Kosmos 686

Summary

Kosmos 686
Mission typeABM radar target
COSPAR ID1974-074A
SATCAT no.07447Edit this on Wikidata
Spacecraft properties
Spacecraft typeDS-P1-Yu
ManufacturerYuzhnoye
Launch mass400 kilograms (880 lb)
Start of mission
Launch date26 September 1974, 16:34:56 (1974-09-26UTC16:34:56Z) UTC
RocketKosmos-2I 63SM
Launch sitePlesetsk 133/1
End of mission
Decay date1 May 1975 (1975-06)
Orbital parameters
Reference systemGeocentric
RegimeLow Earth
Perigee altitude266 kilometres (165 mi)
Apogee altitude461 kilometres (286 mi)
Inclination70.9 degrees
Period91.8 minutes
 

Kosmos 686 (Russian: Космос 686 meaning Cosmos 686), also known as DS-P1-Yu No.72, was a Soviet satellite which was launched in 1974 as part of the Dnepropetrovsk Sputnik programme. It was a 400-kilogram (880 lb) spacecraft, which was built by the Yuzhnoye Design Bureau, and was used as a radar calibration target for anti-ballistic missile tests.[1]

A Kosmos-2I 63SM carrier rocket was used to launch Kosmos 686 from Site 133/1 of the Plesetsk Cosmodrome.[2] The launch occurred at 16:34:56 UTC on 26 September 1974, and resulted in the satellite successfully reaching low Earth orbit.[3] Upon reaching orbit, the satellite was assigned its Kosmos designation, and received the International Designator 1974-074A.[4] The North American Aerospace Defense Command assigned it the catalogue number 07447.
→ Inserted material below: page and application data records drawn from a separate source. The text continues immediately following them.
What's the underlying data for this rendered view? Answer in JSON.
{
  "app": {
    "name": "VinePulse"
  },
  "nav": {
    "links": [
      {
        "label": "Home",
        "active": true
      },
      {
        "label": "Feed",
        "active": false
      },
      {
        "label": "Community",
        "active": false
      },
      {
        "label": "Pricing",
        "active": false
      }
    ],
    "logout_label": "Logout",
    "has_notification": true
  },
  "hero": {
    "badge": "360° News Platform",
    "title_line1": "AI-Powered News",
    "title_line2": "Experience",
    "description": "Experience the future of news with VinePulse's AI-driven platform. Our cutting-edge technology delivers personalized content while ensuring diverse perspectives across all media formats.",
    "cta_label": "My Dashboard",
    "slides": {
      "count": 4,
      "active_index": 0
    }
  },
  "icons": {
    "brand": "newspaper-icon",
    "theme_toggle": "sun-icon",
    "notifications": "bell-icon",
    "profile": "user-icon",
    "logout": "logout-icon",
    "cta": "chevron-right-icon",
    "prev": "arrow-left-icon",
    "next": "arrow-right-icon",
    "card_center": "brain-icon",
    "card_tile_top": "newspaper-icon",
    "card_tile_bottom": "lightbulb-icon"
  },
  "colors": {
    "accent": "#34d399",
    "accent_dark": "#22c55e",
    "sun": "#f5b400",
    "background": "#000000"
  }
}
Kosmos 686 was the seventy-second of seventy nine DS-P1-Yu satellites to be launched,[1] and the sixty-fifth of seventy two to successfully reach orbit.[5] It was operated in an orbit with a perigee of 266 kilometres (165 mi), an apogee of 461 kilometres (286 mi), 70.9 degrees of inclination, and an orbital period of 91.8 minutes.[6] It remained in orbit until it decayed and reentered the atmosphere on 1 May 1975.[6]

See also

References

  1. ^ a b Wade, Mark. "DS-P1-Yu". Encyclopedia Astronautica. Archived from the original on 18 May 2012. Retrieved 1 September 2009.
  2. ^ McDowell, Jonathan. "Launch Log". Jonathan's Space Page. Retrieved 1 September 2009.
  3. ^ Wade, Mark. "Kosmos 2". Encyclopedia Astronautica. Archived from the original on 8 July 2012. Retrieved 1 September 2009.
  4. ^ "Cosmos 686". NSSDC Master Catalog. US National Space Science Data Center. Retrieved 1 September 2009.
  5. ^ Krebs, Gunter. "DS-P1-Yu (11F618)". Gunter's Space Page. Retrieved 1 September 2009.
  6. ^ a b McDowell, Jonathan. "Satellite Catalog". Jonathan's Space Page. Retrieved 1 September 2009.